  2. Safe on-site visiting practices should be used, with options chosen based on local levels of community transmission and in discussion with residents, families and staff and health authorities.
  3. ‘Family caregivers’ should be designated as essential partners in a resident’s care during the pandemic and be able to have more frequent, longer hands-on visits if they can be supported to do so safely.
  4. Care homes should receive additional government funding and support to implement safe visiting practices.
  5. Regulators should be ensuring that care homes meet residents’ rights to have visitors and that safe visiting practices are being used.

The International LTC Policy Network seeks to bring forward the latest information and evidence regarding the impact of COVID-19 in long-term care. The site is useful in understanding the international best practices and key learning that are guiding how families and the public are being re-integrated into long term care homes across the world.

Recommended reading: Safe visiting at care homes during COVID-19: A review of international guidelines and emerging practices during the COVID-19 pandemic

Reintegrating essential caregivers: Where to go from here

As we now look to the possible end of the COVID-19 pandemic, it is critical to ensure that we learn from the pandemic and the evidence that was developed so we can continue to improve the quality of care we offer and receive. In the spirit of continuous improvement, some ways learnings can be applied from Essential Together and International LTC Policy Network in a local context are:

  • Policies should be focused on the local context and be based on the level of local transmission and risk.  These policies may be built on a tiered system whereby it supports fluctuations due to outbreaks.
  • Essential care providers are the same as the general public and should not be considered “visitors.”
  • A process should be in place to enable continuity of essential care givers presence in all health care facilities. Education on infection control and personal protective equipment should be provided and screening protocols should be in place.
  • Patients, residents, caregivers should be involved in the creation of policies. This includes when restrictions are being imposed and lifted.
  • Rapid appeals processes should be in place to address issues that arise in a timely and people-centred manner.
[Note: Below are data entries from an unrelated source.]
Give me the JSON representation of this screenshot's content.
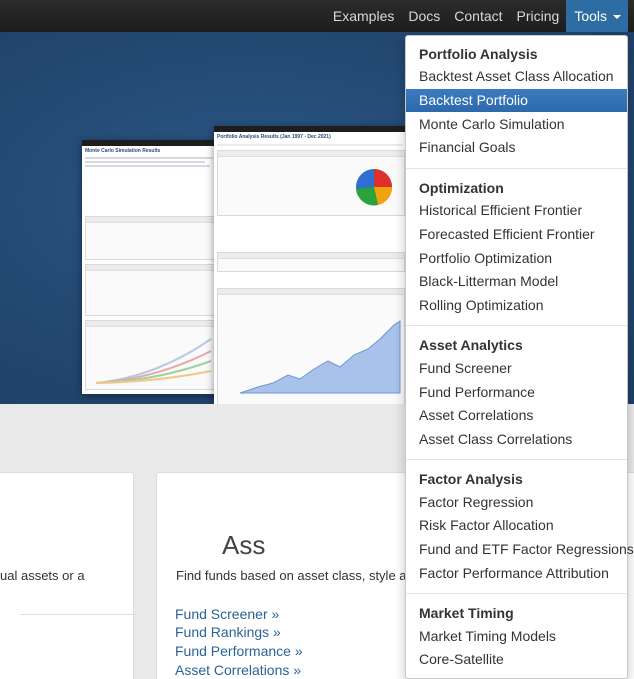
{
  "nav": {
    "links": [
      "Examples",
      "Docs",
      "Contact",
      "Pricing"
    ],
    "tools_label": "Tools"
  },
  "hero": {
    "shot1_title": "Monte Carlo Simulation Results",
    "shot2_title": "Portfolio Analysis Results (Jan 1997 - Dec 2021)"
  },
  "cards": {
    "left_text": "ual assets or a",
    "mid_heading": "Ass",
    "mid_text": "Find funds based on asset class, style and",
    "links": [
      "Fund Screener »",
      "Fund Rankings »",
      "Fund Performance »",
      "Asset Correlations »"
    ]
  },
  "dropdown": {
    "sections": [
      {
        "header": "Portfolio Analysis",
        "items": [
          "Backtest Asset Class Allocation",
          "Backtest Portfolio",
          "Monte Carlo Simulation",
          "Financial Goals"
        ]
      },
      {
        "header": "Optimization",
        "items": [
          "Historical Efficient Frontier",
          "Forecasted Efficient Frontier",
          "Portfolio Optimization",
          "Black-Litterman Model",
          "Rolling Optimization"
        ]
      },
      {
        "header": "Asset Analytics",
        "items": [
          "Fund Screener",
          "Fund Performance",
          "Asset Correlations",
          "Asset Class Correlations"
        ]
      },
      {
        "header": "Factor Analysis",
        "items": [
          "Factor Regression",
          "Risk Factor Allocation",
          "Fund and ETF Factor Regressions",
          "Factor Performance Attribution"
        ]
      },
      {
        "header": "Market Timing",
        "items": [
          "Market Timing Models",
          "Core-Satellite"
        ]
      }
    ],
    "active_item": "Backtest Portfolio"
  },
  "colors": {
    "navbar": "#1d1d1d",
    "hero": "#234872",
    "accent": "#2e6da4",
    "link": "#2a6496"
  }
}
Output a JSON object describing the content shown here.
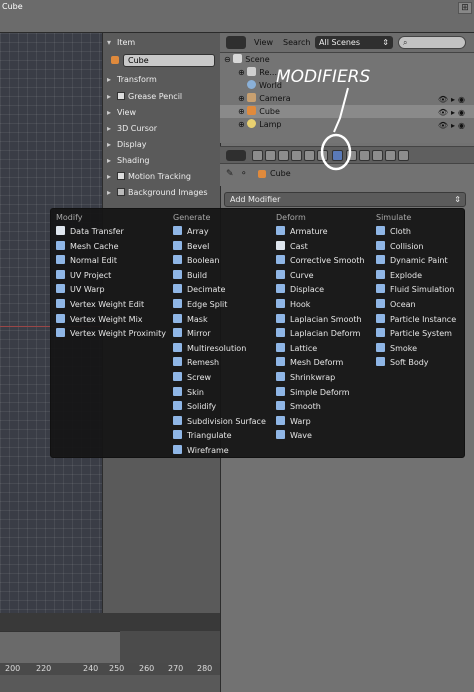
{
  "topbar": {
    "title": "Cube",
    "corner": "⊞"
  },
  "properties_panel": {
    "object_section": "Item",
    "object_name": "Cube",
    "sections": [
      "Transform",
      "Grease Pencil",
      "View",
      "3D Cursor",
      "Display",
      "Shading",
      "Motion Tracking",
      "Background Images"
    ]
  },
  "outliner": {
    "view_menu": "View",
    "search_menu": "Search",
    "scenes_select": "All Scenes",
    "rows": [
      {
        "label": "Scene"
      },
      {
        "label": "Re..."
      },
      {
        "label": "World"
      },
      {
        "label": "Camera"
      },
      {
        "label": "Cube"
      },
      {
        "label": "Lamp"
      }
    ]
  },
  "context": {
    "object": "Cube"
  },
  "add_modifier": {
    "label": "Add Modifier"
  },
  "menu": {
    "columns": [
      {
        "heading": "Modify",
        "items": [
          "Data Transfer",
          "Mesh Cache",
          "Normal Edit",
          "UV Project",
          "UV Warp",
          "Vertex Weight Edit",
          "Vertex Weight Mix",
          "Vertex Weight Proximity"
        ]
      },
      {
        "heading": "Generate",
        "items": [
          "Array",
          "Bevel",
          "Boolean",
          "Build",
          "Decimate",
          "Edge Split",
          "Mask",
          "Mirror",
          "Multiresolution",
          "Remesh",
          "Screw",
          "Skin",
          "Solidify",
          "Subdivision Surface",
          "Triangulate",
          "Wireframe"
        ]
      },
      {
        "heading": "Deform",
        "items": [
          "Armature",
          "Cast",
          "Corrective Smooth",
          "Curve",
          "Displace",
          "Hook",
          "Laplacian Smooth",
          "Laplacian Deform",
          "Lattice",
          "Mesh Deform",
          "Shrinkwrap",
          "Simple Deform",
          "Smooth",
          "Warp",
          "Wave"
        ]
      },
      {
        "heading": "Simulate",
        "items": [
          "Cloth",
          "Collision",
          "Dynamic Paint",
          "Explode",
          "Fluid Simulation",
          "Ocean",
          "Particle Instance",
          "Particle System",
          "Smoke",
          "Soft Body"
        ]
      }
    ]
  },
  "annotation": {
    "text": "MODIFIERS"
  },
  "timeline": {
    "ticks": [
      "200",
      "220",
      "240",
      "250",
      "260",
      "270",
      "280"
    ]
  },
  "colors": {
    "menu_bg": "#141414",
    "accent": "#5f8fd0",
    "annotation": "#ffffff"
  }
}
Healthcare Excellence Canada has also launched Essential Together Huddles to bring together those who create, implement, or experience family presence policy during the COVID-19 pandemic and beyond. These 45-minute huddles involve a 15 minute presentation from subject matter experts and/or organizations followed by a group discussion to help encourage peer-to-peer learning and support.

Let’s work together to make things better

The COVID-19 pandemic has enabled us to learn how to do things better. The experience and evidence shows that safe, on-site presence can continue if the local infection and transmission is managed. While limiting public visitation may be necessary, maximizing essential partners support is ideal.

Working together, residents, families, staff, health care facility administrators and authorities can determine what makes the most sense for their environment and while ensuring safety and quality of life for residents.